The Draft Policy Statement is the wrong approach because it further weakens IP rights since the unavailability of injunctive relief tends to further shift away from the protection of patents from a property regime toward a liability regime. It also comes at the wrong time.
Senate Hearing Offers a Misguided Approach to Big Tech and Innovation
The Senate Judiciary Committee hearing this afternoon on “The Impact of Consolidation and Monopoly Power on American Innovation” will likely, once again, focus on the misguided notion that large technology platforms are bad for small businesses, workers, consumers, and innovation.
Recent Events and Presentations

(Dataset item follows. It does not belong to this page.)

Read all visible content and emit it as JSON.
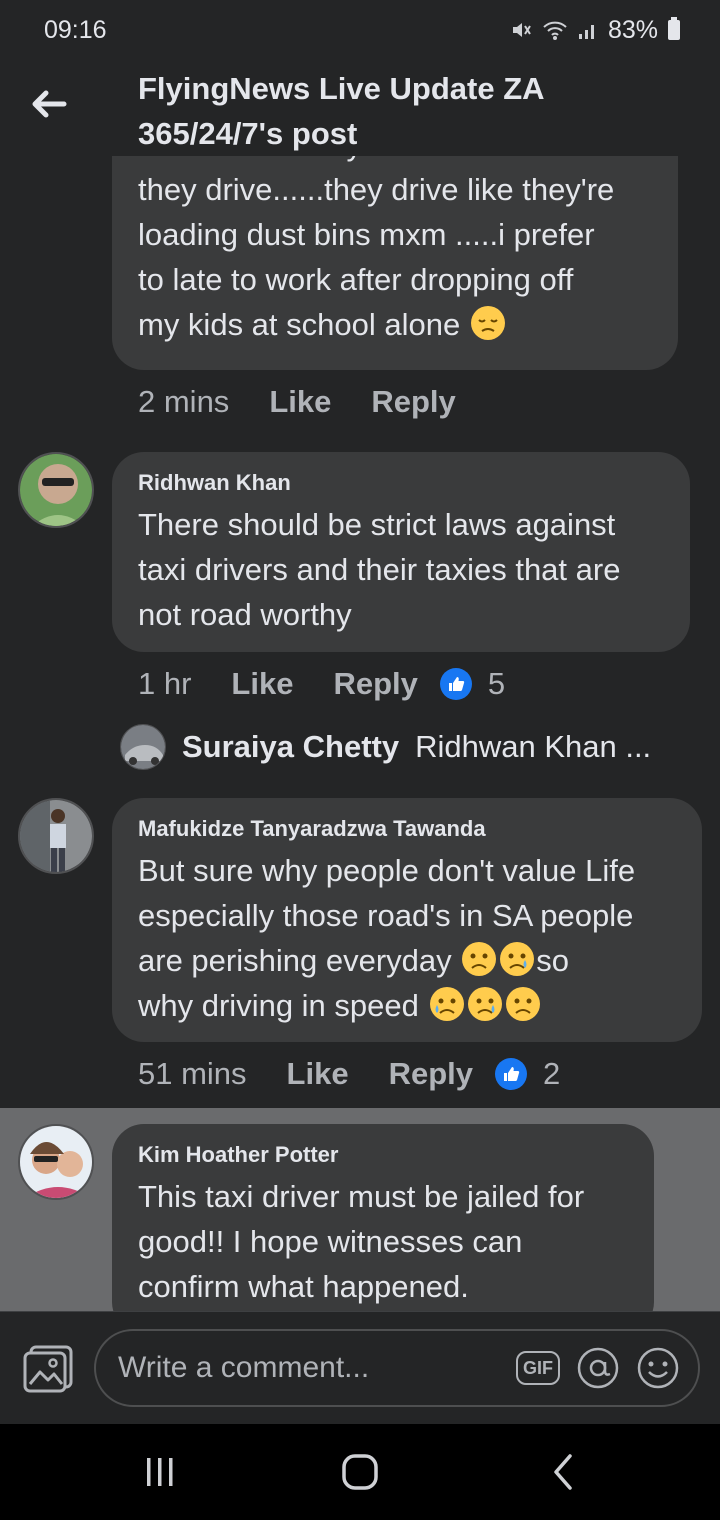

Dynamic Antitrust Discussion Series: Antitrust and Inflation
Please join ITIF for the lastest installment of the Dynamic Antitrust series, where Julie Carlson moderates a panel with antitrust and inflation experts to get their views on the relationship between corporate concentration and inflation.
Dynamic Antitrust Discussion Series: “Chief Economists’ Perspectives on Horizontal Merger Guidelines”
Please join ITIF for the latest in a series of discussions on “dynamic antitrust.” In this installment, Julie Carlson will sit down with former chief economists from the DOJ and FTC to discuss their views on the planned revisions to the guidelines.
Dynamic Antitrust Discussion Series: “Has Economic Concentration Really Increased?”
Join ITIF for a discussion on the accuracy of the narrative put forward and whether or not market concentration has, indeed, increased with ITIF's Julie Carlson & Robert D. Atkinson, Nicholas Trachter of the Federal Reserve of Richmond, & former DOJ official, Gregory Werden.
Dynamic Antitrust Discussion Series: “Innovation”
Join ITIF for the twelfth in a series of discussions on “dynamic antitrust,” in which Aurelien Portuese, ITIF’s director of antitrust and innovation policy, sits down with leading scholars and antitrust enforcers in Washington, Brussels, and elsewhere to discuss the path forward in making antitrust a foundation for innovation. Join us to discuss the interaction between antitrust and innovation with Professor Thomas Lambert and ITIF's Julie Carlson.